* [Task instructions] Output each record exactly. Leave none out.

(Data records for software interfaces)
##############################

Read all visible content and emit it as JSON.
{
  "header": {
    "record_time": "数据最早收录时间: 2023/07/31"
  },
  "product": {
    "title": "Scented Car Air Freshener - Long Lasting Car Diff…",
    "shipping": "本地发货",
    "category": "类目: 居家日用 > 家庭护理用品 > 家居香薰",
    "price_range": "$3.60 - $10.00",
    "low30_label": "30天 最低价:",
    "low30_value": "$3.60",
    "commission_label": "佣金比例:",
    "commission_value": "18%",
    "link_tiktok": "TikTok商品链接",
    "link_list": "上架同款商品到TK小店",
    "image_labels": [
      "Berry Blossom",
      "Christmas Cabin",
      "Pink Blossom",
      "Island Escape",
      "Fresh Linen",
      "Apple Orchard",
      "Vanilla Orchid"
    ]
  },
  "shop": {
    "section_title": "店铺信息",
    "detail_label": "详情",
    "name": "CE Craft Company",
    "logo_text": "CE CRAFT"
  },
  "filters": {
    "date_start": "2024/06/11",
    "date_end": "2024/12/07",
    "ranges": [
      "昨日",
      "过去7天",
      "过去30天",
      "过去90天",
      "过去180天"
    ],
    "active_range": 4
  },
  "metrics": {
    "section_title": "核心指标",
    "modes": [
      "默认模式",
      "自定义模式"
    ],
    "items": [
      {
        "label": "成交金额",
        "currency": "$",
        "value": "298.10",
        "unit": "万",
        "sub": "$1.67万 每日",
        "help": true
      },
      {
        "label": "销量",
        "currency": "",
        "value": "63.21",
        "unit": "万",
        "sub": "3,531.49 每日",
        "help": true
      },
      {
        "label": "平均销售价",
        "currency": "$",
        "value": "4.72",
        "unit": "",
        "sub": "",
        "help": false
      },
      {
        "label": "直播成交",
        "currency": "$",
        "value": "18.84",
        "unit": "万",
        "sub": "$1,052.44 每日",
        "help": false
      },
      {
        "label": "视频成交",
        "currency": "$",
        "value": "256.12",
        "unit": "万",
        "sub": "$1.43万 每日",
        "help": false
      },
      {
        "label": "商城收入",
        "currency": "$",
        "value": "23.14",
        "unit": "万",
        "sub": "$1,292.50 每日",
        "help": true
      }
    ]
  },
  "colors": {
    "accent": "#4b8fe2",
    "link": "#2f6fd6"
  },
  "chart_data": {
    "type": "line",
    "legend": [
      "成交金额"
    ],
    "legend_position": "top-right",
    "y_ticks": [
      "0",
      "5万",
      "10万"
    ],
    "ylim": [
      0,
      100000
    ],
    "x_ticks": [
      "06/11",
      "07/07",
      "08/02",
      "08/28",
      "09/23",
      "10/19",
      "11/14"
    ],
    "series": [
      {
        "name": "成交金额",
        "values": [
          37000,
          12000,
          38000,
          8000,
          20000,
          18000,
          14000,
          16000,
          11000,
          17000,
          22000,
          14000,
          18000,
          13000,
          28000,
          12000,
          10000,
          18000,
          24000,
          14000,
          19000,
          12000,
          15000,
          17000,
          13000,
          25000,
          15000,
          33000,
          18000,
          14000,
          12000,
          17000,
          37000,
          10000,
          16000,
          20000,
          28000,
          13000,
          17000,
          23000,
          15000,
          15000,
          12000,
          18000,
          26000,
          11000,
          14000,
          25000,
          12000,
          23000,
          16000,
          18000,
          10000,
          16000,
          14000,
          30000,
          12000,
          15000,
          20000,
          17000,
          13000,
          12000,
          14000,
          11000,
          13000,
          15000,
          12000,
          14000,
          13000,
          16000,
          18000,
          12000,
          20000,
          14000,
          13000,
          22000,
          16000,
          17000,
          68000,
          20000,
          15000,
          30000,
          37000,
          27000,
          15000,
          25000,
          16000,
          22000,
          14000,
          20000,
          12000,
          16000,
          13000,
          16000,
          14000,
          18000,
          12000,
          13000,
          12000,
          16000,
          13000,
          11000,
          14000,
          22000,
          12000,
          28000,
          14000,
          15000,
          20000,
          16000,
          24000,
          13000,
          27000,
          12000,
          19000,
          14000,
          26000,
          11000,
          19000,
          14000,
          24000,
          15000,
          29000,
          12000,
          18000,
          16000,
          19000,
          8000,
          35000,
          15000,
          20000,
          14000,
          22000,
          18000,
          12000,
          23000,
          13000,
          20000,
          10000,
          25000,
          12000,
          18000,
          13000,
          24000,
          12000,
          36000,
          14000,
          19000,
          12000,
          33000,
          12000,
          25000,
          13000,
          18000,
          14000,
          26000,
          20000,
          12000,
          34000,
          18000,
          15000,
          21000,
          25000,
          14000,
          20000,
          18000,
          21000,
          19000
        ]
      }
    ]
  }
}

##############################

* [Result for this exercise]
Read all visible content and emit it as JSON.
{
  "header": {
    "record_time": "数据最早收录时间: 2023/07/31"
  },
  "product": {
    "title": "Scented Car Air Freshener - Long Lasting Car Diff…",
    "shipping": "本地发货",
    "category": "类目: 居家日用 > 家庭护理用品 > 家居香薰",
    "price_range": "$3.60 - $10.00",
    "low30_label": "30天 最低价:",
    "low30_value": "$3.60",
    "commission_label": "佣金比例:",
    "commission_value": "18%",
    "link_tiktok": "TikTok商品链接",
    "link_list": "上架同款商品到TK小店",
    "image_labels": [
      "Berry Blossom",
      "Christmas Cabin",
      "Pink Blossom",
      "Island Escape",
      "Fresh Linen",
      "Apple Orchard",
      "Vanilla Orchid"
    ]
  },
  "shop": {
    "section_title": "店铺信息",
    "detail_label": "详情",
    "name": "CE Craft Company",
    "logo_text": "CE CRAFT"
  },
  "filters": {
    "date_start": "2024/06/11",
    "date_end": "2024/12/07",
    "ranges": [
      "昨日",
      "过去7天",
      "过去30天",
      "过去90天",
      "过去180天"
    ],
    "active_range": 4
  },
  "metrics": {
    "section_title": "核心指标",
    "modes": [
      "默认模式",
      "自定义模式"
    ],
    "items": [
      {
        "label": "成交金额",
        "currency": "$",
        "value": "298.10",
        "unit": "万",
        "sub": "$1.67万 每日",
        "help": true
      },
      {
        "label": "销量",
        "currency": "",
        "value": "63.21",
        "unit": "万",
        "sub": "3,531.49 每日",
        "help": true
      },
      {
        "label": "平均销售价",
        "currency": "$",
        "value": "4.72",
        "unit": "",
        "sub": "",
        "help": false
      },
      {
        "label": "直播成交",
        "currency": "$",
        "value": "18.84",
        "unit": "万",
        "sub": "$1,052.44 每日",
        "help": false
      },
      {
        "label": "视频成交",
        "currency": "$",
        "value": "256.12",
        "unit": "万",
        "sub": "$1.43万 每日",
        "help": false
      },
      {
        "label": "商城收入",
        "currency": "$",
        "value": "23.14",
        "unit": "万",
        "sub": "$1,292.50 每日",
        "help": true
      }
    ]
  },
  "colors": {
    "accent": "#4b8fe2",
    "link": "#2f6fd6"
  },
  "chart_data": {
    "type": "line",
    "legend": [
      "成交金额"
    ],
    "legend_position": "top-right",
    "y_ticks": [
      "0",
      "5万",
      "10万"
    ],
    "ylim": [
      0,
      100000
    ],
    "x_ticks": [
      "06/11",
      "07/07",
      "08/02",
      "08/28",
      "09/23",
      "10/19",
      "11/14"
    ],
    "series": [
      {
        "name": "成交金额",
        "values": [
          37000,
          12000,
          38000,
          8000,
          20000,
          18000,
          14000,
          16000,
          11000,
          17000,
          22000,
          14000,
          18000,
          13000,
          28000,
          12000,
          10000,
          18000,
          24000,
          14000,
          19000,
          12000,
          15000,
          17000,
          13000,
          25000,
          15000,
          33000,
          18000,
          14000,
          12000,
          17000,
          37000,
          10000,
          16000,
          20000,
          28000,
          13000,
          17000,
          23000,
          15000,
          15000,
          12000,
          18000,
          26000,
          11000,
          14000,
          25000,
          12000,
          23000,
          16000,
          18000,
          10000,
          16000,
          14000,
          30000,
          12000,
          15000,
          20000,
          17000,
          13000,
          12000,
          14000,
          11000,
          13000,
          15000,
          12000,
          14000,
          13000,
          16000,
          18000,
          12000,
          20000,
          14000,
          13000,
          22000,
          16000,
          17000,
          68000,
          20000,
          15000,
          30000,
          37000,
          27000,
          15000,
          25000,
          16000,
          22000,
          14000,
          20000,
          12000,
          16000,
          13000,
          16000,
          14000,
          18000,
          12000,
          13000,
          12000,
          16000,
          13000,
          11000,
          14000,
          22000,
          12000,
          28000,
          14000,
          15000,
          20000,
          16000,
          24000,
          13000,
          27000,
          12000,
          19000,
          14000,
          26000,
          11000,
          19000,
          14000,
          24000,
          15000,
          29000,
          12000,
          18000,
          16000,
          19000,
          8000,
          35000,
          15000,
          20000,
          14000,
          22000,
          18000,
          12000,
          23000,
          13000,
          20000,
          10000,
          25000,
          12000,
          18000,
          13000,
          24000,
          12000,
          36000,
          14000,
          19000,
          12000,
          33000,
          12000,
          25000,
          13000,
          18000,
          14000,
          26000,
          20000,
          12000,
          34000,
          18000,
          15000,
          21000,
          25000,
          14000,
          20000,
          18000,
          21000,
          19000
        ]
      }
    ]
  }
}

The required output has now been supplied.